-------- DATA UNDER STUDY --------

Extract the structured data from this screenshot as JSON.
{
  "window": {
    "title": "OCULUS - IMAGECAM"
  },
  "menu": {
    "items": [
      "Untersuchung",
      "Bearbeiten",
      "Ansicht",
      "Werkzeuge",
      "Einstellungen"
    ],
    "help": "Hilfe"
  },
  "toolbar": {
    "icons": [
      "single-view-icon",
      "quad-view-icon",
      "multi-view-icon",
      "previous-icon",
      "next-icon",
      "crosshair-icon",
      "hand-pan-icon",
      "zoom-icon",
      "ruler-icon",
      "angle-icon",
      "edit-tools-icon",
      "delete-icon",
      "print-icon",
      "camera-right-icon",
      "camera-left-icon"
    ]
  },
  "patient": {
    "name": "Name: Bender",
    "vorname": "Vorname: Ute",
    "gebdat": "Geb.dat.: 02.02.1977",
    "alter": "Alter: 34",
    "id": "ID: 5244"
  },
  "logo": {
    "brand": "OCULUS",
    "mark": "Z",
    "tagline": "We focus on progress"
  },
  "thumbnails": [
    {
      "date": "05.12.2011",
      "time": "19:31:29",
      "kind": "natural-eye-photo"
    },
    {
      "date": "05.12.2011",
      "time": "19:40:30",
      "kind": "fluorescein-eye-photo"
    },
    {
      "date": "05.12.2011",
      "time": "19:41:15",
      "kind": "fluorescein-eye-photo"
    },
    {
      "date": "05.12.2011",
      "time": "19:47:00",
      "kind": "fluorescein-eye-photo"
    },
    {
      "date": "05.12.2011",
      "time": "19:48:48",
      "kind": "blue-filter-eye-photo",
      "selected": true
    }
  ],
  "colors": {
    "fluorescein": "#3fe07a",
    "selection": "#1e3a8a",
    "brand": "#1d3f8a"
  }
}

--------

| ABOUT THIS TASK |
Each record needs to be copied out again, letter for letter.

| RESPONSE AREA |
Extract the structured data from this screenshot as JSON.
{
  "window": {
    "title": "OCULUS - IMAGECAM"
  },
  "menu": {
    "items": [
      "Untersuchung",
      "Bearbeiten",
      "Ansicht",
      "Werkzeuge",
      "Einstellungen"
    ],
    "help": "Hilfe"
  },
  "toolbar": {
    "icons": [
      "single-view-icon",
      "quad-view-icon",
      "multi-view-icon",
      "previous-icon",
      "next-icon",
      "crosshair-icon",
      "hand-pan-icon",
      "zoom-icon",
      "ruler-icon",
      "angle-icon",
      "edit-tools-icon",
      "delete-icon",
      "print-icon",
      "camera-right-icon",
      "camera-left-icon"
    ]
  },
  "patient": {
    "name": "Name: Bender",
    "vorname": "Vorname: Ute",
    "gebdat": "Geb.dat.: 02.02.1977",
    "alter": "Alter: 34",
    "id": "ID: 5244"
  },
  "logo": {
    "brand": "OCULUS",
    "mark": "Z",
    "tagline": "We focus on progress"
  },
  "thumbnails": [
    {
      "date": "05.12.2011",
      "time": "19:31:29",
      "kind": "natural-eye-photo"
    },
    {
      "date": "05.12.2011",
      "time": "19:40:30",
      "kind": "fluorescein-eye-photo"
    },
    {
      "date": "05.12.2011",
      "time": "19:41:15",
      "kind": "fluorescein-eye-photo"
    },
    {
      "date": "05.12.2011",
      "time": "19:47:00",
      "kind": "fluorescein-eye-photo"
    },
    {
      "date": "05.12.2011",
      "time": "19:48:48",
      "kind": "blue-filter-eye-photo",
      "selected": true
    }
  ],
  "colors": {
    "fluorescein": "#3fe07a",
    "selection": "#1e3a8a",
    "brand": "#1d3f8a"
  }
}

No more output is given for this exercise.